Each line of the data must reappear exactly in your answer, with no images included.

Dataset excerpts
Content starts

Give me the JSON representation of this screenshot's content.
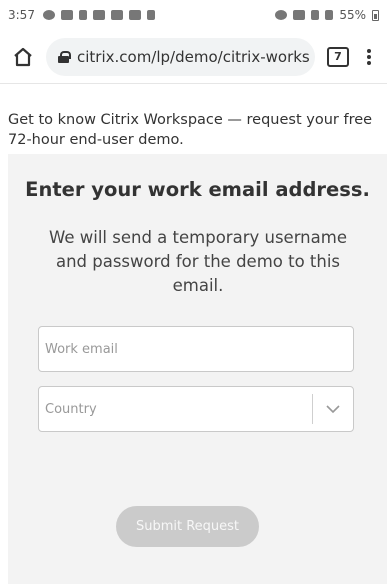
{
  "status_bar": {
    "time": "3:57",
    "battery": "55%",
    "icons_left": [
      "data-saver-icon",
      "calendar-icon",
      "pandora-icon",
      "gmail-icon",
      "linkedin-icon",
      "news-icon",
      "play-icon"
    ],
    "icons_right": [
      "alarm-icon",
      "wifi-icon",
      "signal-icon",
      "signal-icon",
      "battery-icon"
    ]
  },
  "browser": {
    "url": "citrix.com/lp/demo/citrix-works",
    "tab_count": "7"
  },
  "page": {
    "intro": "Get to know Citrix Workspace — request your free 72-hour end-user demo.",
    "form": {
      "title": "Enter your work email address.",
      "subtitle": "We will send a temporary username and password for the demo to this email.",
      "email_placeholder": "Work email",
      "country_placeholder": "Country",
      "submit_label": "Submit Request"
    }
  }
}
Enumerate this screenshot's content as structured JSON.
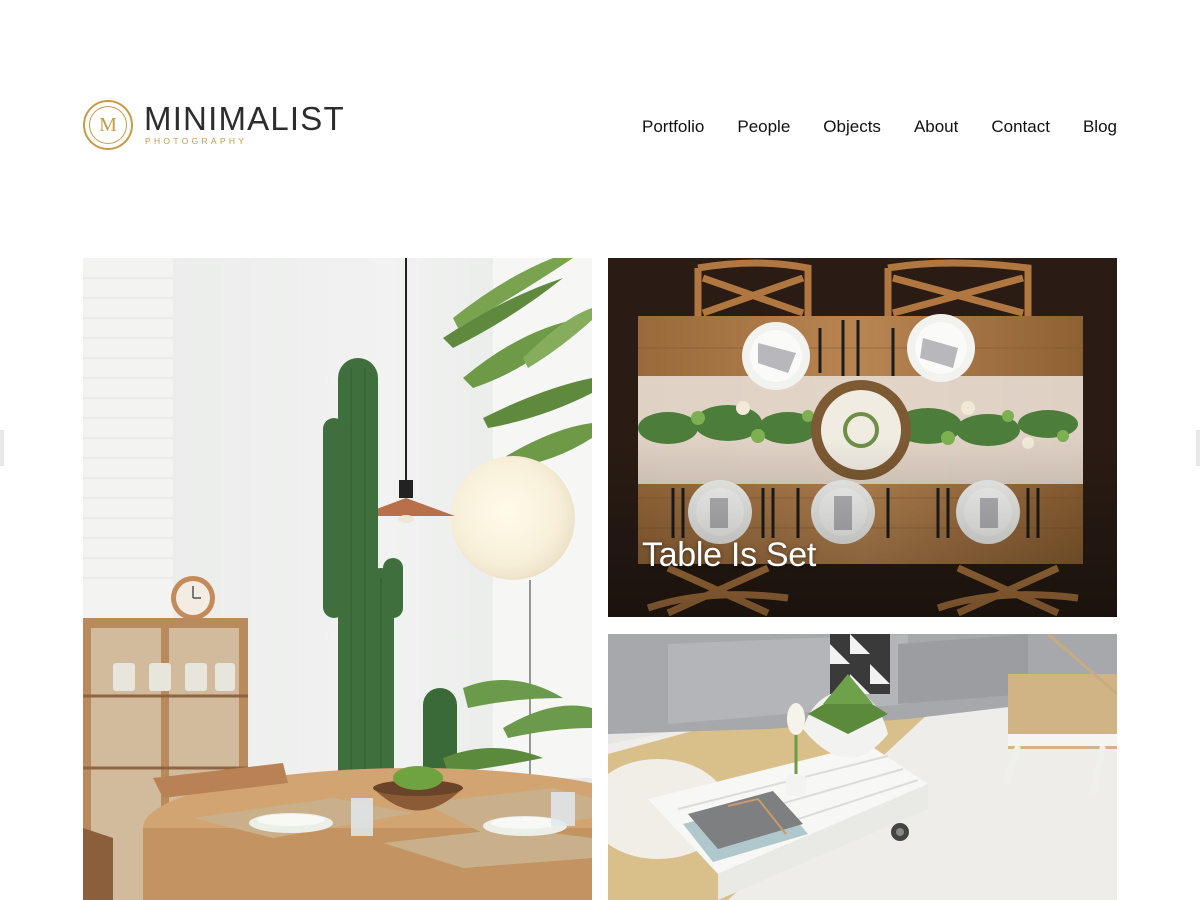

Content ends

> [REPLY TO THE TASK]:
Give me the JSON representation of this screenshot's content.
{
  "status_bar": {
    "time": "3:57",
    "battery": "55%",
    "icons_left": [
      "data-saver-icon",
      "calendar-icon",
      "pandora-icon",
      "gmail-icon",
      "linkedin-icon",
      "news-icon",
      "play-icon"
    ],
    "icons_right": [
      "alarm-icon",
      "wifi-icon",
      "signal-icon",
      "signal-icon",
      "battery-icon"
    ]
  },
  "browser": {
    "url": "citrix.com/lp/demo/citrix-works",
    "tab_count": "7"
  },
  "page": {
    "intro": "Get to know Citrix Workspace — request your free 72-hour end-user demo.",
    "form": {
      "title": "Enter your work email address.",
      "subtitle": "We will send a temporary username and password for the demo to this email.",
      "email_placeholder": "Work email",
      "country_placeholder": "Country",
      "submit_label": "Submit Request"
    }
  }
}
Enumerate this screenshot's content as structured JSON.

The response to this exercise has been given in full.